DISCLAIMER: This blog is the diary of a twenty something millennial who has never stepped foot inside a wall street bank. He has not taken an economic or business course since high school (which he is immensely proud of) and has been long gold since 2012 (which he is not so proud of). In short his opinions and experiences make him uniquely unqualified to give advice. This blog post is NOT advice to buy or sell securities. He may have positions in the aforementioned trades/securities. He may change his opinion the instant the post is published. In short, what follows is pure fiction based loosely in the reality of the ever shifting narrative of the markets. These posts are meant for enjoyment and self reflection and nothing else. So ENJOY and REFLECT!

One thought on “OPEC: Stronger Than It Looks

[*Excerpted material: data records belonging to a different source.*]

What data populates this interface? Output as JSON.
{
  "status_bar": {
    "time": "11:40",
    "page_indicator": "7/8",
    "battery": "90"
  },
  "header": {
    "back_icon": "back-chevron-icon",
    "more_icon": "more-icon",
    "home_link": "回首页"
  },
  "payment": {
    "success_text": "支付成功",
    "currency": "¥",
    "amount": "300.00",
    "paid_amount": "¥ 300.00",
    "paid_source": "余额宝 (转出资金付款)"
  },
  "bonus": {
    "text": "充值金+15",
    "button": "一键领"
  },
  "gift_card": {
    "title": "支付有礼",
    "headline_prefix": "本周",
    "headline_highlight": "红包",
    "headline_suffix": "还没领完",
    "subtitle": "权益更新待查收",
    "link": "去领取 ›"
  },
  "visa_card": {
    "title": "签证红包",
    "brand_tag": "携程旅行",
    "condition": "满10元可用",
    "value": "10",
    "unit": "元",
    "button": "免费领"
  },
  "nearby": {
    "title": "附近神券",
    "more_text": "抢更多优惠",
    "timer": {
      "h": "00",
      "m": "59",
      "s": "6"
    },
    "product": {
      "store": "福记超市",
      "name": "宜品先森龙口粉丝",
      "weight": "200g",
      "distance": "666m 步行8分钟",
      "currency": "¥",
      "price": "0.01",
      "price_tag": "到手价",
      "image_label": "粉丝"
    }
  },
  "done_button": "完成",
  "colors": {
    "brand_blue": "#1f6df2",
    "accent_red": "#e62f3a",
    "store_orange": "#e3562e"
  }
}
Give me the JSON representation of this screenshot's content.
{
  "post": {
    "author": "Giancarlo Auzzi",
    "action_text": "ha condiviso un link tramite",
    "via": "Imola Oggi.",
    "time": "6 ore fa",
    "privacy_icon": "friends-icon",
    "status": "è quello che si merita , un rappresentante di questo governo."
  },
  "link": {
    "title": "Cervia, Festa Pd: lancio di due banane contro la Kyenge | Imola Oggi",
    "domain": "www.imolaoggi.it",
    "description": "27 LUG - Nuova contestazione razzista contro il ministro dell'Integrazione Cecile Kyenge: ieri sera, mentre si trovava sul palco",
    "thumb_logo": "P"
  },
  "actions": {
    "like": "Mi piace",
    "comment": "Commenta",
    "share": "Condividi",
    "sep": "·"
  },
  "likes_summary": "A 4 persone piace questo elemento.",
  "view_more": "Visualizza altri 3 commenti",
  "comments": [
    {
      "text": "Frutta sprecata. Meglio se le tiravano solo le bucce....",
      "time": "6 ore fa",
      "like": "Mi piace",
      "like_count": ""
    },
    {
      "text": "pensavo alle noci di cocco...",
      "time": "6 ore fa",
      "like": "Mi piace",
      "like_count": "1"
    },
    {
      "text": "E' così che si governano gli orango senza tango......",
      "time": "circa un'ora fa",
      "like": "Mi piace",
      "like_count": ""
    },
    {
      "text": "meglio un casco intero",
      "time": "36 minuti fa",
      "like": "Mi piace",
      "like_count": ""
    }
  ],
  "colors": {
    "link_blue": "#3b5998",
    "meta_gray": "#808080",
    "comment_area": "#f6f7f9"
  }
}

  1. I like your blog and this post, although I have to disagree on this one. My feeling is that the level of investment between 2010-2015 was based on demand rates that are not likely to be achieved. This will probably prove sufficient to delay the cycle turning by potentially many years.

    Of course, the higher oil goes the quicker it will accelerate renewables. In Australia this is being experienced firsthand as the price of gas skyrocketed due to gas companies prioritising exports over domestic supply, without any domestic reservation policy in place. As a result domestic customers are paying more for their own gas than export customers. Renewables of almost any form is now enjoying almost insatiable demand. And state governments are starting to implement measures to reduce reliance on the existing grid. It won’t be long before this crushes the gas cartel.

    The best outcome for oil would be to stay within the current range (say $45-55) and any move higher than $65/bbl will me met with another onslaught.

    Look forward to your post on EVs


Leave a Reply

Fill in your details below or click an icon to log in:

WordPress.com Logo

You are commenting using your WordPress.com account. Log Out /  Change )

Google photo

You are commenting using your Google account. Log Out /  Change )

Twitter picture

You are commenting using your Twitter account. Log Out /  Change )

Facebook photo

You are commenting using your Facebook account. Log Out /  Change )

Connecting to %s